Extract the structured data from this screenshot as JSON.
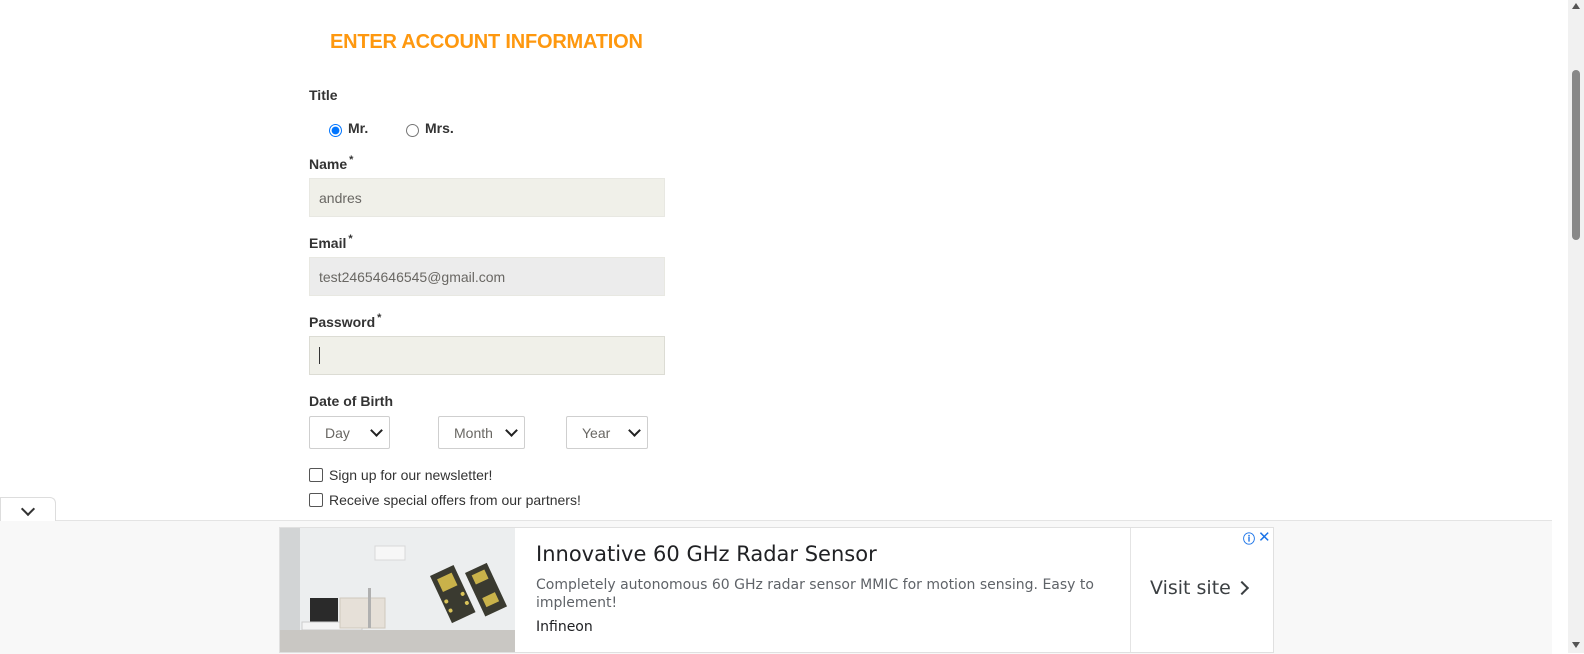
{
  "form": {
    "heading": "ENTER ACCOUNT INFORMATION",
    "title_label": "Title",
    "title_options": [
      "Mr.",
      "Mrs."
    ],
    "title_selected": "Mr.",
    "name_label": "Name",
    "name_value": "andres",
    "email_label": "Email",
    "email_value": "test24654646545@gmail.com",
    "password_label": "Password",
    "password_value": "",
    "required_mark": "*",
    "dob_label": "Date of Birth",
    "dob_day": "Day",
    "dob_month": "Month",
    "dob_year": "Year",
    "newsletter_label": "Sign up for our newsletter!",
    "offers_label": "Receive special offers from our partners!"
  },
  "ad": {
    "title": "Innovative 60 GHz Radar Sensor",
    "description": "Completely autonomous 60 GHz radar sensor MMIC for motion sensing. Easy to implement!",
    "brand": "Infineon",
    "cta": "Visit site",
    "info_icon": "info-icon",
    "close_icon": "close-icon"
  },
  "colors": {
    "heading": "#fe980f",
    "input_bg": "#f0f0e9"
  }
}
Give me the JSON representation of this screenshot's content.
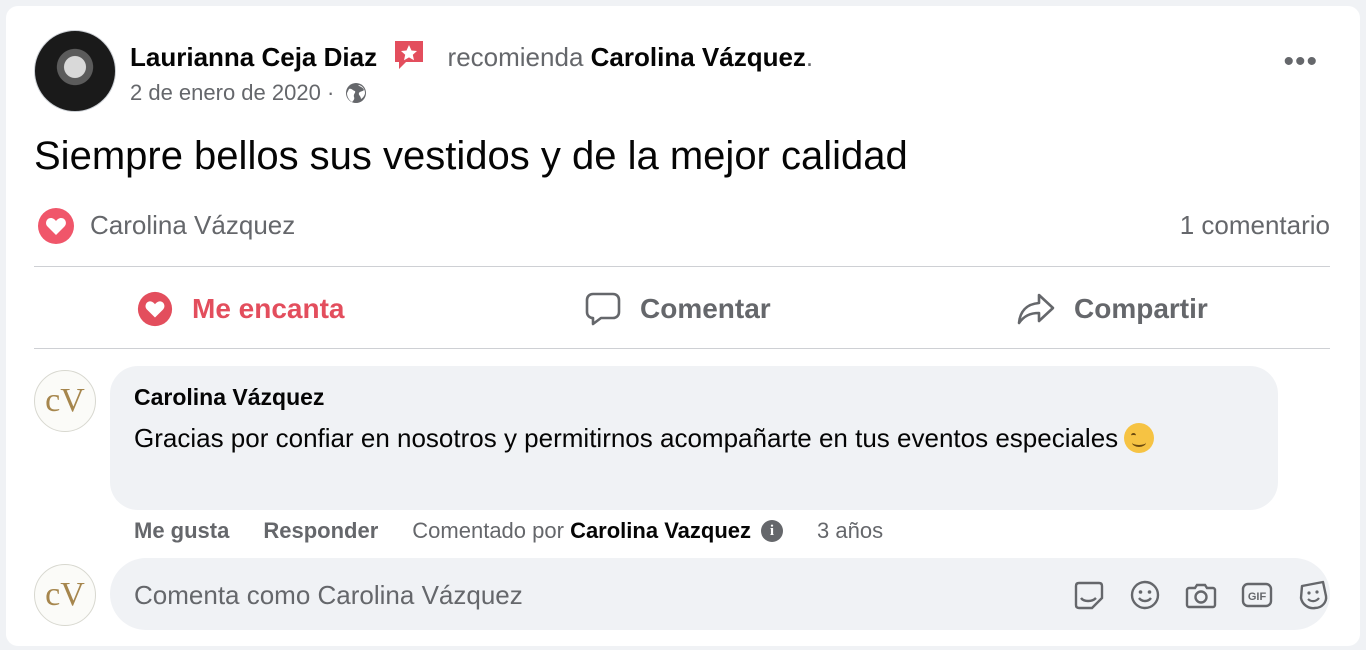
{
  "post": {
    "author": "Laurianna Ceja Diaz",
    "recommends": "recomienda",
    "page": "Carolina Vázquez",
    "period": ".",
    "date": "2 de enero de 2020",
    "separator": " · ",
    "text": "Siempre bellos sus vestidos y de la mejor calidad",
    "more": "•••"
  },
  "reactions": {
    "by": "Carolina Vázquez",
    "comments_count": "1 comentario"
  },
  "actions": {
    "love": "Me encanta",
    "comment": "Comentar",
    "share": "Compartir"
  },
  "comment": {
    "avatar_monogram": "cV",
    "author": "Carolina Vázquez",
    "text": "Gracias por confiar en nosotros y permitirnos acompañarte en tus eventos especiales",
    "like": "Me gusta",
    "reply": "Responder",
    "commented_by_label": "Comentado por",
    "commented_by": "Carolina Vazquez",
    "time": "3 años"
  },
  "composer": {
    "placeholder": "Comenta como Carolina Vázquez",
    "icons": [
      "sticker-icon",
      "emoji-icon",
      "camera-icon",
      "gif-icon",
      "avatar-sticker-icon"
    ]
  },
  "colors": {
    "love_red": "#e34e5d",
    "secondary_text": "#65676b",
    "bubble_bg": "#f0f2f5",
    "gold": "#a6864d"
  }
}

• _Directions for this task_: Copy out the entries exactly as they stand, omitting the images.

• _Exercise output_:
Extract the structured data from this screenshot as JSON.
{
  "form": {
    "heading": "ENTER ACCOUNT INFORMATION",
    "title_label": "Title",
    "title_options": [
      "Mr.",
      "Mrs."
    ],
    "title_selected": "Mr.",
    "name_label": "Name",
    "name_value": "andres",
    "email_label": "Email",
    "email_value": "test24654646545@gmail.com",
    "password_label": "Password",
    "password_value": "",
    "required_mark": "*",
    "dob_label": "Date of Birth",
    "dob_day": "Day",
    "dob_month": "Month",
    "dob_year": "Year",
    "newsletter_label": "Sign up for our newsletter!",
    "offers_label": "Receive special offers from our partners!"
  },
  "ad": {
    "title": "Innovative 60 GHz Radar Sensor",
    "description": "Completely autonomous 60 GHz radar sensor MMIC for motion sensing. Easy to implement!",
    "brand": "Infineon",
    "cta": "Visit site",
    "info_icon": "info-icon",
    "close_icon": "close-icon"
  },
  "colors": {
    "heading": "#fe980f",
    "input_bg": "#f0f0e9"
  }
}
Give me the JSON representation of this screenshot's content.
{
  "post": {
    "author": "Laurianna Ceja Diaz",
    "recommends": "recomienda",
    "page": "Carolina Vázquez",
    "period": ".",
    "date": "2 de enero de 2020",
    "separator": " · ",
    "text": "Siempre bellos sus vestidos y de la mejor calidad",
    "more": "•••"
  },
  "reactions": {
    "by": "Carolina Vázquez",
    "comments_count": "1 comentario"
  },
  "actions": {
    "love": "Me encanta",
    "comment": "Comentar",
    "share": "Compartir"
  },
  "comment": {
    "avatar_monogram": "cV",
    "author": "Carolina Vázquez",
    "text": "Gracias por confiar en nosotros y permitirnos acompañarte en tus eventos especiales",
    "like": "Me gusta",
    "reply": "Responder",
    "commented_by_label": "Comentado por",
    "commented_by": "Carolina Vazquez",
    "time": "3 años"
  },
  "composer": {
    "placeholder": "Comenta como Carolina Vázquez",
    "icons": [
      "sticker-icon",
      "emoji-icon",
      "camera-icon",
      "gif-icon",
      "avatar-sticker-icon"
    ]
  },
  "colors": {
    "love_red": "#e34e5d",
    "secondary_text": "#65676b",
    "bubble_bg": "#f0f2f5",
    "gold": "#a6864d"
  }
}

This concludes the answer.